─── Exercise materials

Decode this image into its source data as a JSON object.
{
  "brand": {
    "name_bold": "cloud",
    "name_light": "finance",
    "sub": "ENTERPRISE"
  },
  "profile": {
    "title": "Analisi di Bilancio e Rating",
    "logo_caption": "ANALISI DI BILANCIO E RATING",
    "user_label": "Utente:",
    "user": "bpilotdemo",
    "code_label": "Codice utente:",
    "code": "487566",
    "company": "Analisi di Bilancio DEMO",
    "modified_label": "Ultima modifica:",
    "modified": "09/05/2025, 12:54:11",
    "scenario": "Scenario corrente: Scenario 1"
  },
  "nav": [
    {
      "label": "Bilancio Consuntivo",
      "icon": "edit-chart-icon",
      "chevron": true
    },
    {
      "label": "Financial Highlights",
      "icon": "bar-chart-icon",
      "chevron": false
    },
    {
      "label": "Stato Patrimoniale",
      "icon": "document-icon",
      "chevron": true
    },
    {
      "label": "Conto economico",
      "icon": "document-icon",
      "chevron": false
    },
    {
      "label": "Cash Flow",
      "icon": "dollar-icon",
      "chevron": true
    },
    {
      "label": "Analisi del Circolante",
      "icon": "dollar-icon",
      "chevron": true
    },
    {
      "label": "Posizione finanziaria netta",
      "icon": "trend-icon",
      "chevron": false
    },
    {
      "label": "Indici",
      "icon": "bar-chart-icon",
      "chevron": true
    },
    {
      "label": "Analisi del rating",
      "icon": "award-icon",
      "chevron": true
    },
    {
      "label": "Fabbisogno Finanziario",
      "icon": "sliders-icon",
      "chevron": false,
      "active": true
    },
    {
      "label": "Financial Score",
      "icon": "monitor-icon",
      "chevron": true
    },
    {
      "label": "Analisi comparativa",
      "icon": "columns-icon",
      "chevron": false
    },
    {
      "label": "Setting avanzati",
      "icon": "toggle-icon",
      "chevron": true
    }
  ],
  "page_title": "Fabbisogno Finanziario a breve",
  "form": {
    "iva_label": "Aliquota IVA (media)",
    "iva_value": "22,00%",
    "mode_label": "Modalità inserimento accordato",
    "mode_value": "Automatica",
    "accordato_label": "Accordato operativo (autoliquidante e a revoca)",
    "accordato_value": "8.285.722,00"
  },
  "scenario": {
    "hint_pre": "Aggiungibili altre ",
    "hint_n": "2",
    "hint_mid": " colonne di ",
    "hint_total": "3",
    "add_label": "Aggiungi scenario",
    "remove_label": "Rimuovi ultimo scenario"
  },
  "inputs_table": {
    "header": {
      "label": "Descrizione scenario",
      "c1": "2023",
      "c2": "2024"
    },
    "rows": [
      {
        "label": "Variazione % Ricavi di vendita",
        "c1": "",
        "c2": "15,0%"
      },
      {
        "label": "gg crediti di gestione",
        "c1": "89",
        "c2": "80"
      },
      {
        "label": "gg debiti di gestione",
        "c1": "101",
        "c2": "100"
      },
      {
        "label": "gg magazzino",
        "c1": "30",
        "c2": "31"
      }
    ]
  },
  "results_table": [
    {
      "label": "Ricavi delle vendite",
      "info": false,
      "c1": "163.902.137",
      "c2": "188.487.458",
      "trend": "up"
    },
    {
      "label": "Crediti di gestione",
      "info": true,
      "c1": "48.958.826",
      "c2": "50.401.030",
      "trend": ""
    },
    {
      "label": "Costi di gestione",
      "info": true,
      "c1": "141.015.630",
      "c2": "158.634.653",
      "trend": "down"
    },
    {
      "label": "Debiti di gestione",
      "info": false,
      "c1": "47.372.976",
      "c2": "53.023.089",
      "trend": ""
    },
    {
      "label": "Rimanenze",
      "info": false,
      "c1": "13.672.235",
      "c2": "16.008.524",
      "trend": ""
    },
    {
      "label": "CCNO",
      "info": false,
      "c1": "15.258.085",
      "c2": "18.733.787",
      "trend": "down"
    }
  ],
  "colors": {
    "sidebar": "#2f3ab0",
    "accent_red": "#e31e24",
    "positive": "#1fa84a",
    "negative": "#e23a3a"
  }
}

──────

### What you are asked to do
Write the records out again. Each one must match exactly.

### Solution to the exercise
Decode this image into its source data as a JSON object.
{
  "brand": {
    "name_bold": "cloud",
    "name_light": "finance",
    "sub": "ENTERPRISE"
  },
  "profile": {
    "title": "Analisi di Bilancio e Rating",
    "logo_caption": "ANALISI DI BILANCIO E RATING",
    "user_label": "Utente:",
    "user": "bpilotdemo",
    "code_label": "Codice utente:",
    "code": "487566",
    "company": "Analisi di Bilancio DEMO",
    "modified_label": "Ultima modifica:",
    "modified": "09/05/2025, 12:54:11",
    "scenario": "Scenario corrente: Scenario 1"
  },
  "nav": [
    {
      "label": "Bilancio Consuntivo",
      "icon": "edit-chart-icon",
      "chevron": true
    },
    {
      "label": "Financial Highlights",
      "icon": "bar-chart-icon",
      "chevron": false
    },
    {
      "label": "Stato Patrimoniale",
      "icon": "document-icon",
      "chevron": true
    },
    {
      "label": "Conto economico",
      "icon": "document-icon",
      "chevron": false
    },
    {
      "label": "Cash Flow",
      "icon": "dollar-icon",
      "chevron": true
    },
    {
      "label": "Analisi del Circolante",
      "icon": "dollar-icon",
      "chevron": true
    },
    {
      "label": "Posizione finanziaria netta",
      "icon": "trend-icon",
      "chevron": false
    },
    {
      "label": "Indici",
      "icon": "bar-chart-icon",
      "chevron": true
    },
    {
      "label": "Analisi del rating",
      "icon": "award-icon",
      "chevron": true
    },
    {
      "label": "Fabbisogno Finanziario",
      "icon": "sliders-icon",
      "chevron": false,
      "active": true
    },
    {
      "label": "Financial Score",
      "icon": "monitor-icon",
      "chevron": true
    },
    {
      "label": "Analisi comparativa",
      "icon": "columns-icon",
      "chevron": false
    },
    {
      "label": "Setting avanzati",
      "icon": "toggle-icon",
      "chevron": true
    }
  ],
  "page_title": "Fabbisogno Finanziario a breve",
  "form": {
    "iva_label": "Aliquota IVA (media)",
    "iva_value": "22,00%",
    "mode_label": "Modalità inserimento accordato",
    "mode_value": "Automatica",
    "accordato_label": "Accordato operativo (autoliquidante e a revoca)",
    "accordato_value": "8.285.722,00"
  },
  "scenario": {
    "hint_pre": "Aggiungibili altre ",
    "hint_n": "2",
    "hint_mid": " colonne di ",
    "hint_total": "3",
    "add_label": "Aggiungi scenario",
    "remove_label": "Rimuovi ultimo scenario"
  },
  "inputs_table": {
    "header": {
      "label": "Descrizione scenario",
      "c1": "2023",
      "c2": "2024"
    },
    "rows": [
      {
        "label": "Variazione % Ricavi di vendita",
        "c1": "",
        "c2": "15,0%"
      },
      {
        "label": "gg crediti di gestione",
        "c1": "89",
        "c2": "80"
      },
      {
        "label": "gg debiti di gestione",
        "c1": "101",
        "c2": "100"
      },
      {
        "label": "gg magazzino",
        "c1": "30",
        "c2": "31"
      }
    ]
  },
  "results_table": [
    {
      "label": "Ricavi delle vendite",
      "info": false,
      "c1": "163.902.137",
      "c2": "188.487.458",
      "trend": "up"
    },
    {
      "label": "Crediti di gestione",
      "info": true,
      "c1": "48.958.826",
      "c2": "50.401.030",
      "trend": ""
    },
    {
      "label": "Costi di gestione",
      "info": true,
      "c1": "141.015.630",
      "c2": "158.634.653",
      "trend": "down"
    },
    {
      "label": "Debiti di gestione",
      "info": false,
      "c1": "47.372.976",
      "c2": "53.023.089",
      "trend": ""
    },
    {
      "label": "Rimanenze",
      "info": false,
      "c1": "13.672.235",
      "c2": "16.008.524",
      "trend": ""
    },
    {
      "label": "CCNO",
      "info": false,
      "c1": "15.258.085",
      "c2": "18.733.787",
      "trend": "down"
    }
  ],
  "colors": {
    "sidebar": "#2f3ab0",
    "accent_red": "#e31e24",
    "positive": "#1fa84a",
    "negative": "#e23a3a"
  }
}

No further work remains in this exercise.